• [Exercise input]

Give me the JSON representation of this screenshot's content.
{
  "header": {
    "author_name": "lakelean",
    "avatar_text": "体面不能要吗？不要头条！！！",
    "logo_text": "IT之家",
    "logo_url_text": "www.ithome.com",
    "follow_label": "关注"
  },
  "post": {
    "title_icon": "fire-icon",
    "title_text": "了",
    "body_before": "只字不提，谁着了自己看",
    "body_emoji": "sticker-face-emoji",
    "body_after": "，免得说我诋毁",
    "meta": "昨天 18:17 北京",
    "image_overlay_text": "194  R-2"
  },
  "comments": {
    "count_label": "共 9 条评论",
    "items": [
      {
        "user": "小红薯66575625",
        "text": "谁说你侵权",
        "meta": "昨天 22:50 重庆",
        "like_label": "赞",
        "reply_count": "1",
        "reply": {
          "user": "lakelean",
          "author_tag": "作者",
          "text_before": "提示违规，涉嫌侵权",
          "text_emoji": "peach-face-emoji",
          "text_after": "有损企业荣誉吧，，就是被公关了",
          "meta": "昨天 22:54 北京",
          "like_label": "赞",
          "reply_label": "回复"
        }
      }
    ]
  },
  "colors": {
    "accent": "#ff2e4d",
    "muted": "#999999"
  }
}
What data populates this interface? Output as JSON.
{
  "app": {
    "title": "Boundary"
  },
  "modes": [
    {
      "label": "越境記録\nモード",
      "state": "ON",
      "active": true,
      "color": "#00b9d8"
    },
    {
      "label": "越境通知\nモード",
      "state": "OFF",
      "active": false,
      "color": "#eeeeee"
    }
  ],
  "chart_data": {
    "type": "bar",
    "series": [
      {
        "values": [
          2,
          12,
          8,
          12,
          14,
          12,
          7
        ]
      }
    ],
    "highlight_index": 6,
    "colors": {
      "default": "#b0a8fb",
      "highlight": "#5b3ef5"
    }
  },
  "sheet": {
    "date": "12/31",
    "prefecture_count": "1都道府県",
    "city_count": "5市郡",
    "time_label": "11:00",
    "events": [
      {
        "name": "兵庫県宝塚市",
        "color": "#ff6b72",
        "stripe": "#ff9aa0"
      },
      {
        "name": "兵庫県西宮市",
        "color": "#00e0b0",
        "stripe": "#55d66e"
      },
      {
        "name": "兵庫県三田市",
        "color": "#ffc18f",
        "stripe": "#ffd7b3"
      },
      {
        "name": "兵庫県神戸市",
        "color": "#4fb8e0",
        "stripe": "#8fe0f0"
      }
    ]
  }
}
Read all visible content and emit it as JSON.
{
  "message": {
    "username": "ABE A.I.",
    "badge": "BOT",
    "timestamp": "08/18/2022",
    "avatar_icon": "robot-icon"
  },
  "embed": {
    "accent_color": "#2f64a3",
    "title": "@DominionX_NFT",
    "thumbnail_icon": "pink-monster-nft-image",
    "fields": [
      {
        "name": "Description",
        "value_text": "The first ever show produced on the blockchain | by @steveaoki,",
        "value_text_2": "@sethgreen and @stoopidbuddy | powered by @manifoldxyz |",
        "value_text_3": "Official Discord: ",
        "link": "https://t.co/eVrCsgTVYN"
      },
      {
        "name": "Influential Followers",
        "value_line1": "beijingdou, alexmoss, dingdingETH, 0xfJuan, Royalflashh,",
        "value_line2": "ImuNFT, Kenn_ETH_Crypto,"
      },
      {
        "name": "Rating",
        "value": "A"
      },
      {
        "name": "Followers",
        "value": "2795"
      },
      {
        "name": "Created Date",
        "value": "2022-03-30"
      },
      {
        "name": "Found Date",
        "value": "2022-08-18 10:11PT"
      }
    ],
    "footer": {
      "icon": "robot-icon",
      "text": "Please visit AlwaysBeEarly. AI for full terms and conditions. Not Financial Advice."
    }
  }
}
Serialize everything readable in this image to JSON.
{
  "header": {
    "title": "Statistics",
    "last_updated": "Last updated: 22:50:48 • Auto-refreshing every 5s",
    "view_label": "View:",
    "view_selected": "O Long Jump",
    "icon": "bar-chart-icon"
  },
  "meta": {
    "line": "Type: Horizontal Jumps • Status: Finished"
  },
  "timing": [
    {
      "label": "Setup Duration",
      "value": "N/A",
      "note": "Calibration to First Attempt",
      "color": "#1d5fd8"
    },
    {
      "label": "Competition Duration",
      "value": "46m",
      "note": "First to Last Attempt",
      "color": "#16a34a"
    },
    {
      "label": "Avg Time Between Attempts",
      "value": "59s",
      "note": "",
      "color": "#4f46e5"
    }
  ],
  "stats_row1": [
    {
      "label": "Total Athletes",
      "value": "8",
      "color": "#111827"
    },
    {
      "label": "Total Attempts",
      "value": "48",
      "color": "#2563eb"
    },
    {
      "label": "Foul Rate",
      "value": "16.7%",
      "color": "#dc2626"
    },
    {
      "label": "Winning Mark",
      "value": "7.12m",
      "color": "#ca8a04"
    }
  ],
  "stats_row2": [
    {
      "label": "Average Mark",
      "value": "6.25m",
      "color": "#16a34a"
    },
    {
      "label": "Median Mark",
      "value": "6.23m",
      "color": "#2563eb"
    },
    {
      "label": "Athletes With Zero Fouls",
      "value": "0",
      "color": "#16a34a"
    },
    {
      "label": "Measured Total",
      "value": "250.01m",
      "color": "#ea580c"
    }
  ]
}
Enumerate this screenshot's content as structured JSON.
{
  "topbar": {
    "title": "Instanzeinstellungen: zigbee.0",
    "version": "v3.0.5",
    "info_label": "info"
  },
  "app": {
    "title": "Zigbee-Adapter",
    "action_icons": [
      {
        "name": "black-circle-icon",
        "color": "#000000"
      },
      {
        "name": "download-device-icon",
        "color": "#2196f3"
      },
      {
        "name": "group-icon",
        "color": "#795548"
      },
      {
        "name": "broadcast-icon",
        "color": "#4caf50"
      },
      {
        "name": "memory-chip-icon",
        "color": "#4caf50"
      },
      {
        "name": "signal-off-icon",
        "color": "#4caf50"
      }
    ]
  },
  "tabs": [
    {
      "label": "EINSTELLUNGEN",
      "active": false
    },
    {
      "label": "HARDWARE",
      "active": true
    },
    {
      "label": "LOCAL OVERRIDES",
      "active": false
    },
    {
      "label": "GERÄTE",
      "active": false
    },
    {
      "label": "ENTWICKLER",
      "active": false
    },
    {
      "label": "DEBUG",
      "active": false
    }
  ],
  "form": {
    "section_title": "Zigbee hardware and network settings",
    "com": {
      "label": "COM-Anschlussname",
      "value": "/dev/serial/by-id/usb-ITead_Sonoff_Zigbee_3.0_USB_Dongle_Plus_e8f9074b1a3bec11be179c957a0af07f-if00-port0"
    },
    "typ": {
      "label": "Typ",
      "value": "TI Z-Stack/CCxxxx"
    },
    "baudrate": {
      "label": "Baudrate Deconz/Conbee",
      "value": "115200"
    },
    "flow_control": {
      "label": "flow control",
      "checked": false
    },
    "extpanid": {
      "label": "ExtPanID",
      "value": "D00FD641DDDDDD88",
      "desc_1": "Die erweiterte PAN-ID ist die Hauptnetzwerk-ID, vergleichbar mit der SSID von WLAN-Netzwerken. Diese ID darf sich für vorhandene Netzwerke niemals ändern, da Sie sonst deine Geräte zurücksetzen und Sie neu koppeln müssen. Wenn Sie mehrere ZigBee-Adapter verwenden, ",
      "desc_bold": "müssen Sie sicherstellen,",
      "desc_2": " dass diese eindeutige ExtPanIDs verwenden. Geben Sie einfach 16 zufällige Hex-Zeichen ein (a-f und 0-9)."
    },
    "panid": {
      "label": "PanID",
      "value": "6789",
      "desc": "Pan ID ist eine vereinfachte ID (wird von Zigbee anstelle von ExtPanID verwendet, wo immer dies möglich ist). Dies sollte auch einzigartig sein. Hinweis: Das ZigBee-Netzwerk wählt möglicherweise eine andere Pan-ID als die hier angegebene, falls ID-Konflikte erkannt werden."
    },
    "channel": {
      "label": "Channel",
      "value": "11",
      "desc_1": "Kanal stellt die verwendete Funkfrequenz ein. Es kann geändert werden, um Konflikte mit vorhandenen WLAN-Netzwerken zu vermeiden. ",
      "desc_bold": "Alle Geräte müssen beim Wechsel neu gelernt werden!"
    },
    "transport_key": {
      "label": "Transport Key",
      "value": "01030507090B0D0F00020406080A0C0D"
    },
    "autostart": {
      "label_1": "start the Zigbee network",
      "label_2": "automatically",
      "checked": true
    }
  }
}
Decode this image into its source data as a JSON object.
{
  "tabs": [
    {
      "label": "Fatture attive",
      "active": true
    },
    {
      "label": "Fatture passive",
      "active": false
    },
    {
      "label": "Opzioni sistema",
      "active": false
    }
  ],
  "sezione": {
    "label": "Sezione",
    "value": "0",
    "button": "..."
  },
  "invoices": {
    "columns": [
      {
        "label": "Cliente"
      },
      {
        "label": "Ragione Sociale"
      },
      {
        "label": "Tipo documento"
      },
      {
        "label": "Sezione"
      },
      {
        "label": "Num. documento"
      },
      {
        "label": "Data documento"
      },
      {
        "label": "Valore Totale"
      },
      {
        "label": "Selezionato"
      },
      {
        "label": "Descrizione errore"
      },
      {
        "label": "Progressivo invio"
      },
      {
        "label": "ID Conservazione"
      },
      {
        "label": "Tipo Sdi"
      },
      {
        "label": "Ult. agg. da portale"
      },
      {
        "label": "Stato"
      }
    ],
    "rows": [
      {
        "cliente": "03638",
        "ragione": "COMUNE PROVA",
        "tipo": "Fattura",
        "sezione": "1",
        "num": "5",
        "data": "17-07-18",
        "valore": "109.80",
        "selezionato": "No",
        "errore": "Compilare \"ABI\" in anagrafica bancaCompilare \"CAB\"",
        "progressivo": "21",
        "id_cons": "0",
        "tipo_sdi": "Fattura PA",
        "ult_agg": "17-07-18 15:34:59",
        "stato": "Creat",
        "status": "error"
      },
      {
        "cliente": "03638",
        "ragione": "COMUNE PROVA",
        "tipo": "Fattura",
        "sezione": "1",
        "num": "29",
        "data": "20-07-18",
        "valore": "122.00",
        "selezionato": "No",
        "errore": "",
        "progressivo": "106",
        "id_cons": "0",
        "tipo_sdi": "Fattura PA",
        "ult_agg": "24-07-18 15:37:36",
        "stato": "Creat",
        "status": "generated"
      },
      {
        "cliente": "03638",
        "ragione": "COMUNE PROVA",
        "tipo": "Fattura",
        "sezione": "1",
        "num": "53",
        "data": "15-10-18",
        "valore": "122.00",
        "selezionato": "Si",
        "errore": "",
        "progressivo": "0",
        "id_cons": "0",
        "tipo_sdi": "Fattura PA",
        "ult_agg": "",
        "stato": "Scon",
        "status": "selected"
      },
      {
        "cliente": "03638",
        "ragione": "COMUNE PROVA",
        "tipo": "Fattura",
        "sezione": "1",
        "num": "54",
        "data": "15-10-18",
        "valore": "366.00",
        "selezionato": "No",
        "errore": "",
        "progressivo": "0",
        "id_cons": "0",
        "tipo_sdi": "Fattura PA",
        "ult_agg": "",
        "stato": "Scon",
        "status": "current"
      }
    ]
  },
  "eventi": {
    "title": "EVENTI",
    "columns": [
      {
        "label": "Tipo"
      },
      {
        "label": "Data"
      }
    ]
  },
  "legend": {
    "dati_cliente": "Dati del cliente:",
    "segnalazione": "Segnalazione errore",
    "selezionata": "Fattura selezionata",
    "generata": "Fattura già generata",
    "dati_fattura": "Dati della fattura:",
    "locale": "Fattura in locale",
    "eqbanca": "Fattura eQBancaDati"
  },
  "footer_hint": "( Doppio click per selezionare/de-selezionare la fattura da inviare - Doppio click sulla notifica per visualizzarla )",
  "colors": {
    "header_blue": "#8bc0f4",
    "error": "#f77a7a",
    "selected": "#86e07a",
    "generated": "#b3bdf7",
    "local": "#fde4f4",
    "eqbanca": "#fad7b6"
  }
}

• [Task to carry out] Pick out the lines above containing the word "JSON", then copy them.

• [Your solution]
Give me the JSON representation of this screenshot's content.
What data populates this interface? Output as JSON.
Read all visible content and emit it as JSON.
Serialize everything readable in this image to JSON.
Enumerate this screenshot's content as structured JSON.
Decode this image into its source data as a JSON object.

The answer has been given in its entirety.